In a session dominated by budget items, the commission also voted down a stable $4.37 county property tax rate for the new fiscal year on the second of three readings Monday. But the proposal still advances to a third and final reading next month.

“It was painful. More painful than it really needed to be,” Shelby County Mayor Mark Luttrell said, noting that the budget process began at the end of March.

“That’s more than adequate time to deal with this,” he said. “It’s not like we were looking for ways to cut. We have a surplus. I’ve never seen such a fight over a surplus. You usually see fights over cuts.”

Seven votes are required for budget and tax rate decisions, and the commission was at less than 13 members for Monday’s session. Commissioners Mark Billingsley and David Reaves were on family vacations out of town. A third absent commissioner, Eddie Jones, showed up in the midst of a tumultuous commission debate after earlier votes in which an amended operating budget and the capital budget were each voted down. Each fell one vote short of the seven votes necessary to pass.

Commission backers of a bid to cut a penny from the property tax rate, Terry Roland and Heidi Shafer, didn’t have the votes to pass that. But with three commissioners absent they had enough votes to deny the passage of the two budgets and the stable tax rate on second reading.

Jones’ presence set off frenzied parliamentary maneuvering on both sides of the effort to bring the two items back up for reconsideration.

At one point, commission chairman Justin Ford and commissioner George Chism as well as Roland and Shafer walked out of the meeting in an attempt to leave the commission without a quorum and unable to conduct business. But the walkout fizzled as seven commissioners – a quorum – were left in the chamber.

The seven remaining quickly made commissioner Walter Bailey the temporary chairman but before they could vote on reconsidered budget items, the four quickly reappeared and took their seats again.
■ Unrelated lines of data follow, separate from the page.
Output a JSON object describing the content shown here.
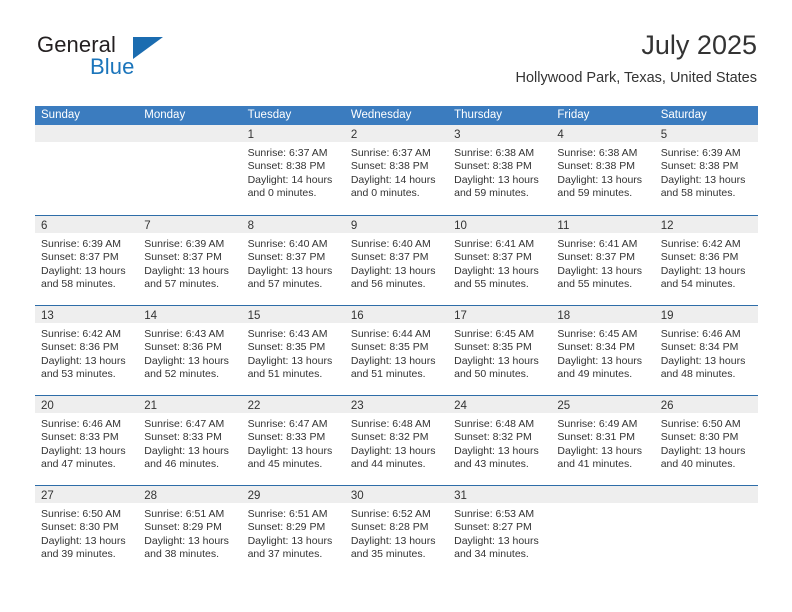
{
  "brand": {
    "name_part1": "General",
    "name_part2": "Blue",
    "accent_color": "#1b75bb",
    "triangle_color": "#1b6cb0"
  },
  "header": {
    "title": "July 2025",
    "subtitle": "Hollywood Park, Texas, United States"
  },
  "calendar": {
    "header_bg": "#3b7cbf",
    "row_border_color": "#2e6da8",
    "daynum_band_color": "#eeeeee",
    "weekdays": [
      "Sunday",
      "Monday",
      "Tuesday",
      "Wednesday",
      "Thursday",
      "Friday",
      "Saturday"
    ],
    "weeks": [
      [
        {
          "day": "",
          "sunrise": "",
          "sunset": "",
          "daylight": ""
        },
        {
          "day": "",
          "sunrise": "",
          "sunset": "",
          "daylight": ""
        },
        {
          "day": "1",
          "sunrise": "Sunrise: 6:37 AM",
          "sunset": "Sunset: 8:38 PM",
          "daylight": "Daylight: 14 hours and 0 minutes."
        },
        {
          "day": "2",
          "sunrise": "Sunrise: 6:37 AM",
          "sunset": "Sunset: 8:38 PM",
          "daylight": "Daylight: 14 hours and 0 minutes."
        },
        {
          "day": "3",
          "sunrise": "Sunrise: 6:38 AM",
          "sunset": "Sunset: 8:38 PM",
          "daylight": "Daylight: 13 hours and 59 minutes."
        },
        {
          "day": "4",
          "sunrise": "Sunrise: 6:38 AM",
          "sunset": "Sunset: 8:38 PM",
          "daylight": "Daylight: 13 hours and 59 minutes."
        },
        {
          "day": "5",
          "sunrise": "Sunrise: 6:39 AM",
          "sunset": "Sunset: 8:38 PM",
          "daylight": "Daylight: 13 hours and 58 minutes."
        }
      ],
      [
        {
          "day": "6",
          "sunrise": "Sunrise: 6:39 AM",
          "sunset": "Sunset: 8:37 PM",
          "daylight": "Daylight: 13 hours and 58 minutes."
        },
        {
          "day": "7",
          "sunrise": "Sunrise: 6:39 AM",
          "sunset": "Sunset: 8:37 PM",
          "daylight": "Daylight: 13 hours and 57 minutes."
        },
        {
          "day": "8",
          "sunrise": "Sunrise: 6:40 AM",
          "sunset": "Sunset: 8:37 PM",
          "daylight": "Daylight: 13 hours and 57 minutes."
        },
        {
          "day": "9",
          "sunrise": "Sunrise: 6:40 AM",
          "sunset": "Sunset: 8:37 PM",
          "daylight": "Daylight: 13 hours and 56 minutes."
        },
        {
          "day": "10",
          "sunrise": "Sunrise: 6:41 AM",
          "sunset": "Sunset: 8:37 PM",
          "daylight": "Daylight: 13 hours and 55 minutes."
        },
        {
          "day": "11",
          "sunrise": "Sunrise: 6:41 AM",
          "sunset": "Sunset: 8:37 PM",
          "daylight": "Daylight: 13 hours and 55 minutes."
        },
        {
          "day": "12",
          "sunrise": "Sunrise: 6:42 AM",
          "sunset": "Sunset: 8:36 PM",
          "daylight": "Daylight: 13 hours and 54 minutes."
        }
      ],
      [
        {
          "day": "13",
          "sunrise": "Sunrise: 6:42 AM",
          "sunset": "Sunset: 8:36 PM",
          "daylight": "Daylight: 13 hours and 53 minutes."
        },
        {
          "day": "14",
          "sunrise": "Sunrise: 6:43 AM",
          "sunset": "Sunset: 8:36 PM",
          "daylight": "Daylight: 13 hours and 52 minutes."
        },
        {
          "day": "15",
          "sunrise": "Sunrise: 6:43 AM",
          "sunset": "Sunset: 8:35 PM",
          "daylight": "Daylight: 13 hours and 51 minutes."
        },
        {
          "day": "16",
          "sunrise": "Sunrise: 6:44 AM",
          "sunset": "Sunset: 8:35 PM",
          "daylight": "Daylight: 13 hours and 51 minutes."
        },
        {
          "day": "17",
          "sunrise": "Sunrise: 6:45 AM",
          "sunset": "Sunset: 8:35 PM",
          "daylight": "Daylight: 13 hours and 50 minutes."
        },
        {
          "day": "18",
          "sunrise": "Sunrise: 6:45 AM",
          "sunset": "Sunset: 8:34 PM",
          "daylight": "Daylight: 13 hours and 49 minutes."
        },
        {
          "day": "19",
          "sunrise": "Sunrise: 6:46 AM",
          "sunset": "Sunset: 8:34 PM",
          "daylight": "Daylight: 13 hours and 48 minutes."
        }
      ],
      [
        {
          "day": "20",
          "sunrise": "Sunrise: 6:46 AM",
          "sunset": "Sunset: 8:33 PM",
          "daylight": "Daylight: 13 hours and 47 minutes."
        },
        {
          "day": "21",
          "sunrise": "Sunrise: 6:47 AM",
          "sunset": "Sunset: 8:33 PM",
          "daylight": "Daylight: 13 hours and 46 minutes."
        },
        {
          "day": "22",
          "sunrise": "Sunrise: 6:47 AM",
          "sunset": "Sunset: 8:33 PM",
          "daylight": "Daylight: 13 hours and 45 minutes."
        },
        {
          "day": "23",
          "sunrise": "Sunrise: 6:48 AM",
          "sunset": "Sunset: 8:32 PM",
          "daylight": "Daylight: 13 hours and 44 minutes."
        },
        {
          "day": "24",
          "sunrise": "Sunrise: 6:48 AM",
          "sunset": "Sunset: 8:32 PM",
          "daylight": "Daylight: 13 hours and 43 minutes."
        },
        {
          "day": "25",
          "sunrise": "Sunrise: 6:49 AM",
          "sunset": "Sunset: 8:31 PM",
          "daylight": "Daylight: 13 hours and 41 minutes."
        },
        {
          "day": "26",
          "sunrise": "Sunrise: 6:50 AM",
          "sunset": "Sunset: 8:30 PM",
          "daylight": "Daylight: 13 hours and 40 minutes."
        }
      ],
      [
        {
          "day": "27",
          "sunrise": "Sunrise: 6:50 AM",
          "sunset": "Sunset: 8:30 PM",
          "daylight": "Daylight: 13 hours and 39 minutes."
        },
        {
          "day": "28",
          "sunrise": "Sunrise: 6:51 AM",
          "sunset": "Sunset: 8:29 PM",
          "daylight": "Daylight: 13 hours and 38 minutes."
        },
        {
          "day": "29",
          "sunrise": "Sunrise: 6:51 AM",
          "sunset": "Sunset: 8:29 PM",
          "daylight": "Daylight: 13 hours and 37 minutes."
        },
        {
          "day": "30",
          "sunrise": "Sunrise: 6:52 AM",
          "sunset": "Sunset: 8:28 PM",
          "daylight": "Daylight: 13 hours and 35 minutes."
        },
        {
          "day": "31",
          "sunrise": "Sunrise: 6:53 AM",
          "sunset": "Sunset: 8:27 PM",
          "daylight": "Daylight: 13 hours and 34 minutes."
        },
        {
          "day": "",
          "sunrise": "",
          "sunset": "",
          "daylight": ""
        },
        {
          "day": "",
          "sunrise": "",
          "sunset": "",
          "daylight": ""
        }
      ]
    ]
  }
}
Shafer questioned closely the ability of both sides to introduce amendments that would make the budget proposals substantially different enough to vote on new versions immediately or face waiting three months under commission rules.

Luttrell watched grimly as the commission explored the idea of passing a continuation budget and it too was voted down.
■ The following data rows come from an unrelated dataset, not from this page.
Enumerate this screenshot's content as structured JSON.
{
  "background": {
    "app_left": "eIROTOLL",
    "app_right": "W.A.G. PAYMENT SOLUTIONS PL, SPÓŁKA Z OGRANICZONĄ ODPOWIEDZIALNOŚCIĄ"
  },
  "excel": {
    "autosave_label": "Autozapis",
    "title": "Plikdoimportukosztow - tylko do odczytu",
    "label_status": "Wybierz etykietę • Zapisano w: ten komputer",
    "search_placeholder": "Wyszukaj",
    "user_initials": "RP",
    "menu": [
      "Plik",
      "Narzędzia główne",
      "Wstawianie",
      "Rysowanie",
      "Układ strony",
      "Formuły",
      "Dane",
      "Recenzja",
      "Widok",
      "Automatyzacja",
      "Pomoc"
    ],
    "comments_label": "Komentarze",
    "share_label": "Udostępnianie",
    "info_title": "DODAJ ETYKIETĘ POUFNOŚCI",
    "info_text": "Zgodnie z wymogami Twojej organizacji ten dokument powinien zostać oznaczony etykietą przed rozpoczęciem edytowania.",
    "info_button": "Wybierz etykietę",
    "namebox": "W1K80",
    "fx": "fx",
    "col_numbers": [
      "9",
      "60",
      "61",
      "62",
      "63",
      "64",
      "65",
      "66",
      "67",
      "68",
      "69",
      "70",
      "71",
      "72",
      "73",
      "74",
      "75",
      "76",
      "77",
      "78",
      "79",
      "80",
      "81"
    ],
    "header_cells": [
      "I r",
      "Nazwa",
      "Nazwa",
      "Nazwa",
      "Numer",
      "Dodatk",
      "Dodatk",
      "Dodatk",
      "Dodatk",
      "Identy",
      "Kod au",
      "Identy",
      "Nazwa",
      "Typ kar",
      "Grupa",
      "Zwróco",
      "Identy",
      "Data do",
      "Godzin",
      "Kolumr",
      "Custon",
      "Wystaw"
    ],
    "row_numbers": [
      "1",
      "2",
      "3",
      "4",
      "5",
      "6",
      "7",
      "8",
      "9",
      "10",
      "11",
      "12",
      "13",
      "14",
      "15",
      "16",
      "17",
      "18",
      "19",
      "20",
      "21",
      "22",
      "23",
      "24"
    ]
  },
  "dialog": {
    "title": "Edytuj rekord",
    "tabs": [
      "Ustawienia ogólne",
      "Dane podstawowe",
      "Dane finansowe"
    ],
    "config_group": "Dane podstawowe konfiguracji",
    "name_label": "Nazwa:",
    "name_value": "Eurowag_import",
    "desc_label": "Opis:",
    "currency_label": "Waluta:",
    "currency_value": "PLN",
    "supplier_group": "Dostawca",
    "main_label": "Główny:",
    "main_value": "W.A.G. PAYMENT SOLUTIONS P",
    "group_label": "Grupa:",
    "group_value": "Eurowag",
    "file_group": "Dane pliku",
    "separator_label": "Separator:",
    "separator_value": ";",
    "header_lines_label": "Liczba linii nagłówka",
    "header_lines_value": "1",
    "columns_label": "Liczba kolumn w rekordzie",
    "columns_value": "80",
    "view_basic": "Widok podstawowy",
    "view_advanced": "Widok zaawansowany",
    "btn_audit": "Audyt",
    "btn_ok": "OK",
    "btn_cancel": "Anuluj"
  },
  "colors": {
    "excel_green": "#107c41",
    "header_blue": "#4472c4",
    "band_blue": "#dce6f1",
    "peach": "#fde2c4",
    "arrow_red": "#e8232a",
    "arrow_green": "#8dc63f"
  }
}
He and Roland crossed swords when Roland said Luttrell’s suggestion of the $6 million surplus limit for new spending was to blame for the political gridlock.
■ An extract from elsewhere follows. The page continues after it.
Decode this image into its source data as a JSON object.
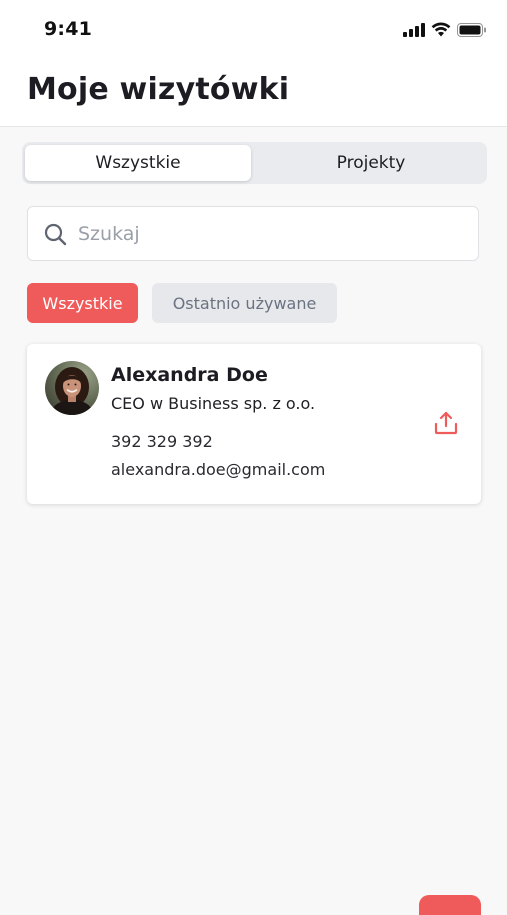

“When you do that everybody in the world that’s wanting some of that money comes out,” Roland said. “It’s kind of like it poisons the well.”

Luttrell called the comment “irresponsible.”

“That’s really a big part of your job,” Luttrell said of the commission’s budget responsibilities. “I will admit it created consternation beyond anything I ever anticipated.”

Luttrell’s dissatisfaction turned to negotiation among several caucuses in the commission chambers during a recess in the meeting.

The negotiations were over what funding to reduce to get under the $6 million surplus amount that Luttrell set early in the budget season as the limit on additional items the commission might want to add.

County commissioner Van Turner started where the operating budget amendment submitted by commissioner Steve Basar went down in defeat. Turner went back to the original set of budget amendments recommended in budget committee a week ago and began shaving dollar amounts of under $1 million from four areas to come in under the $6 million surplus.

Turner described the commission session as “long” and “combative.”

And there were signs that it wore down all sides in the vocal dispute.

“Are you confident enough to vote on this?” Roland asked Turner at one point. “If you are then I guess it’s time to quit fighting.”

Nevertheless, he and Shafer voted against his amendment.

Turner said the move for a one-cent rollback in the property tax rate was a major factor in the series of votes before Jones’ arrival.

“I don’t know that we can’t do that in the future,” he said of the rollback. “It may be something that can be done in the future… But it just wasn’t anything that we could do today.”

PROPERTY SALES 107 331 6,877
MORTGAGES 60 239 4,368
BUILDING PERMITS 190 508 16,423
BANKRUPTCIES 22 136 3,532